#### DATASET RECORDS

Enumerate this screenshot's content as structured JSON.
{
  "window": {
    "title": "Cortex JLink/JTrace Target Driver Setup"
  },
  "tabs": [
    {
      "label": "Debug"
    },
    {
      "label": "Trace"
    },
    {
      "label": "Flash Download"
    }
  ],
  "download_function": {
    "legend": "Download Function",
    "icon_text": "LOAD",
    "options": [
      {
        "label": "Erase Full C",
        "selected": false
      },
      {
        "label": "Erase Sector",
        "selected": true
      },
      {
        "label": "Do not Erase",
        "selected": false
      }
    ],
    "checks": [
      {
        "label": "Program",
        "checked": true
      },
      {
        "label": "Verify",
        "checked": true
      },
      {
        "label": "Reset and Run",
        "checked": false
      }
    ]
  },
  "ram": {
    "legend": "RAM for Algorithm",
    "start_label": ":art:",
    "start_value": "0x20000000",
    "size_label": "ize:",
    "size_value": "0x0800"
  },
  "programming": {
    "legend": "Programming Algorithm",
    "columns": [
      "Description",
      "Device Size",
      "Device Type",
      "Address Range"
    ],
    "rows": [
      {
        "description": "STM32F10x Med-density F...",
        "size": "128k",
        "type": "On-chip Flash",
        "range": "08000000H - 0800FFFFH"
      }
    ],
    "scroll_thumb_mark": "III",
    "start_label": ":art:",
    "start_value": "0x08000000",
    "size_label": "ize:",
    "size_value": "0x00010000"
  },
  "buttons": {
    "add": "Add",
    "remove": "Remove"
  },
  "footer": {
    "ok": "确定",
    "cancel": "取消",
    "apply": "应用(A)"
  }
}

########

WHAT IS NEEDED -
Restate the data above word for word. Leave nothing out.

ANSWER -
Enumerate this screenshot's content as structured JSON.
{
  "window": {
    "title": "Cortex JLink/JTrace Target Driver Setup"
  },
  "tabs": [
    {
      "label": "Debug"
    },
    {
      "label": "Trace"
    },
    {
      "label": "Flash Download"
    }
  ],
  "download_function": {
    "legend": "Download Function",
    "icon_text": "LOAD",
    "options": [
      {
        "label": "Erase Full C",
        "selected": false
      },
      {
        "label": "Erase Sector",
        "selected": true
      },
      {
        "label": "Do not Erase",
        "selected": false
      }
    ],
    "checks": [
      {
        "label": "Program",
        "checked": true
      },
      {
        "label": "Verify",
        "checked": true
      },
      {
        "label": "Reset and Run",
        "checked": false
      }
    ]
  },
  "ram": {
    "legend": "RAM for Algorithm",
    "start_label": ":art:",
    "start_value": "0x20000000",
    "size_label": "ize:",
    "size_value": "0x0800"
  },
  "programming": {
    "legend": "Programming Algorithm",
    "columns": [
      "Description",
      "Device Size",
      "Device Type",
      "Address Range"
    ],
    "rows": [
      {
        "description": "STM32F10x Med-density F...",
        "size": "128k",
        "type": "On-chip Flash",
        "range": "08000000H - 0800FFFFH"
      }
    ],
    "scroll_thumb_mark": "III",
    "start_label": ":art:",
    "start_value": "0x08000000",
    "size_label": "ize:",
    "size_value": "0x00010000"
  },
  "buttons": {
    "add": "Add",
    "remove": "Remove"
  },
  "footer": {
    "ok": "确定",
    "cancel": "取消",
    "apply": "应用(A)"
  }
}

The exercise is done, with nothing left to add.